If you value safety over long-term gains, as is perfectly reasonable if your situation is different than mine, your calculus might well be different — the effective cash yield on those preferreds is 8% now, if you ignore the fact that they can get bought back at $25 in four years, and that’s not without its appeal… and a 5% “guaranteed” return is also nothing to sneeze at. Just don’t expect the preferreds to rise much above this level, there shouldn’t be any assumption that the total return from this point will be much more than $6 per preferred share between now and the call date (~$9 in dividends between now and then, then shares should be redeemed at $25 if the company has the capital to do that at the time, so you effectively give back $3-4).
If the preferreds drop in price, especially if they trade below $25 at some point because of some kind of panic, it would be worth taking a much closer look again — having preferred shares of a company that has real assets and no debt is generally very comforting. The upside is limited and impacted by interest rates, as with pretty much all preferreds, but the downside of the preferreds should be limited to 10% or so… while the downside on the common is more likely to be at least 50% in the worst case scenario (where marijuana is fully recriminalized, their tenants go bankrupt, and they have to find other tenants for their properties — those properties are not worth nearly as much as IIPR paid if they’re used for non-marijuana businesses).
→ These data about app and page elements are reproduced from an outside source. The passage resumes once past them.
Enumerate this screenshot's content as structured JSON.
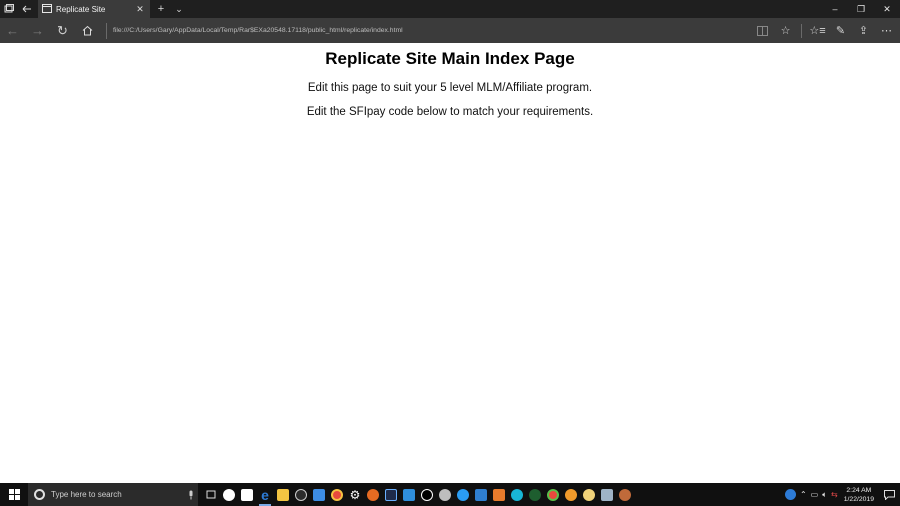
{
  "browser": {
    "tab_title": "Replicate Site",
    "address": "file:///C:/Users/Gary/AppData/Local/Temp/Rar$EXa20548.17118/public_html/replicate/index.html"
  },
  "page": {
    "title": "Replicate Site Main Index Page",
    "line1": "Edit this page to suit your 5 level MLM/Affiliate program.",
    "line2": "Edit the SFIpay code below to match your requirements."
  },
  "taskbar": {
    "search_placeholder": "Type here to search",
    "time": "2:24 AM",
    "date": "1/22/2019"
  },
  "colors": {
    "titlebar": "#1f1f1f",
    "navbar": "#3b3b3b",
    "taskbar": "#101010",
    "edge_blue": "#2d7bd6"
  }
}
So yes, I have trouble with the economics of most of the marijuana companies… but as long as IIPR can keep threading that needle between “illegal” and “mainstream” by doing sale-leaseback deals with the safer end of the business (medical marijuana growers), they could book a lot of profit. Hopefully the uncertainty about marijuana continues at the federal level for long enough to give IIPR the chance to build a much larger portfolio of high-profit properties, because absent that regulatory uncertainty their little niche will probably become a lot more competitive and cut into their returns… but I like what I see so far.
Back to late August here…
The stock has surged again recently, whether because of this resurgent push from The Wealth Advisory or other newsletters, or just because marijuana stocks have had a bit of a comeback in recent weeks, so it’s again above my “buy below” price of $35… don’t know if it will get back down to that level or not, but given the volatility in the markets it seems pretty likely.
Any other favorite marijuana or REIT stocks you’d prefer to discuss? Have an opinion about IIPR or its competitors, or about Briton Ryle and The Wealth Advisory? Let us know with a comment below… thanks for reading!